Fine tuning a bit, I jammed a slice in my pocket when we rode our bikes out to watch the cyclocross races yesterday and it held up beautifully (even after I jammed my gloves in the same pocket because it was like 70°F degrees out!) It stands up so well because, instead of using butter, this recipe calls for olive oil (hence the name), and so there aren’t any little air pockets in the crumb; just moist, dense, luxurious cake. (Hint: it would stand up to a big purse too!)
Another reason to love it? The method here couldn’t be easier: roast pumpkin, chop chocolate, sift dry, whisk wet, mix together, bake and eat. Another reason to love it: the olive oil glaze – not so sweet, and the perfect glue to stick pepitas + crushed cacao nibs to the top of the loaf that lend a pleasant crunch and take the cake over the top.
One last thing: this cake is a winner because it is naturally dairy-free but I often make it vegan by substituting ground flax meal for the eggs. Simply bloom 3 Tbsp of flax meal in 6 Tbsp of water and add the flax gel in for the eggs. This is my favorite version (different than that written below.) If you do choose to use the eggs as described in the recipe, I recommend using a 10″ pan – especially if you’re baking at altitude!
Three more things: first, finding a kabocha! Most well-stocked grocery stores will have these babies in the token pile of squashes and pumpkins that appear this time of year. You’re looking for a squat, round, heavy little pumpkin.
Second, the Iga-yaki sesame seed toaster that you see in the images above (with the pepitas in it!) was a very special souvenir from this amazing place in Sonoma County. I’ve been using it to toast everything under the sun. Simple joy – yay!
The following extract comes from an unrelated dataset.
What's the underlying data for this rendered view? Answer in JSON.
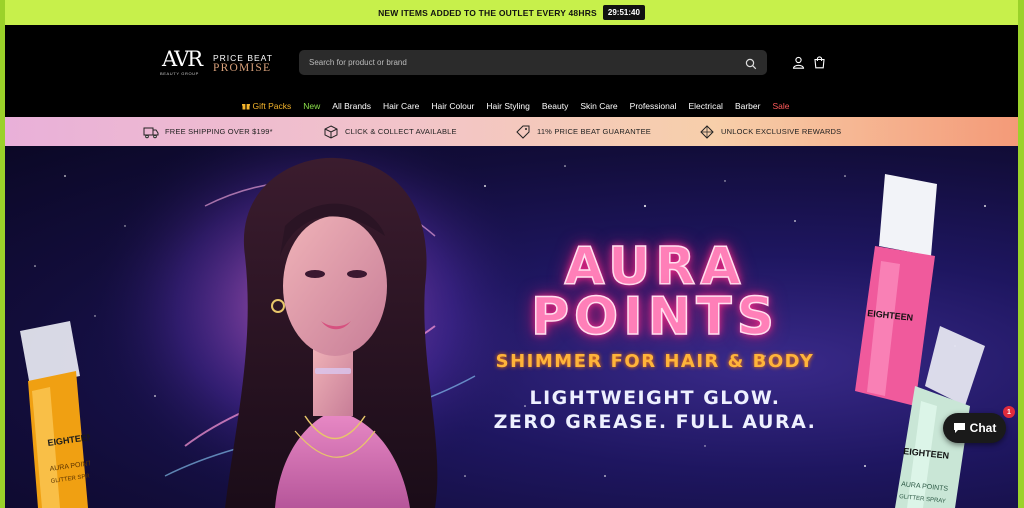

Flavors are FUN, yes, but they also are the mechanisms by which our bodies nourish themselves. Flavors basically tell our bodies what the food is giving us – on a nutritional and energetic level. Our bodies then prepare enzymes to break those components down, assimilate them, and turn them into fuel for our vibrant lives. We can’t eat just one flavor and get all of the things we need, so learning to track the flavors in our foods helps us to be sure that we’re really getting all of the things we need in our meals. This particular recipe has three of six flavors. The more flavors we can enjoy in any meal or food, the happier and more balanced our bodies will be. If you’re wanting to learn more about how the flavors we eat fuel our bodies – energetically and nutritively,
All I want to snack on during big ski missions all winter
Preheat over to 350°F. Grease a 9-by-5-in [23-by-12-cm] loaf pan with olive or coconut oil.
Sift the flour, baking powder, baking soda, cinnamon, nutmeg, and salt into a large bowl. In a medium bowl, whisk together the granulated sugar, olive oil, squash purée, and bloomed flax eggs. Make a well in the middle of the flour mixture and pour in the squash mixture. Whisk until just combined. Stir the chocolate into the batter
Pour the batter into the prepared pan and bake until browned on the top and a skewer inserted in the centre of the cake comes out clean, 75-90 minutes. Let cool in the pan on a wire rack for 20 minutes. Run a knife around the edges and invert the cake from the pan and let cool on the rack for another 20 minutes. Transfer to a serving plate.
In a small, dry frying pan over medium heat, gently toast the pepitas just until fragrant and beginning to brown, about 3 to 5 minutes. Let cool.
In a small bowl, whisk the confectioners’ sugar with 2 Tbsp hot water until you have a thick glaze. Add more confectioners’ sugar or water as needed to create a smooth glaze with the viscosity of honey. Slowly drizzle in the olive oil, whisking constantly.
Pour the glaze over the cake, allowing it to drip over the sides. Sprinkle with the cacao nibs and pepitas and let the glaze set completely before serving, about 1 hour.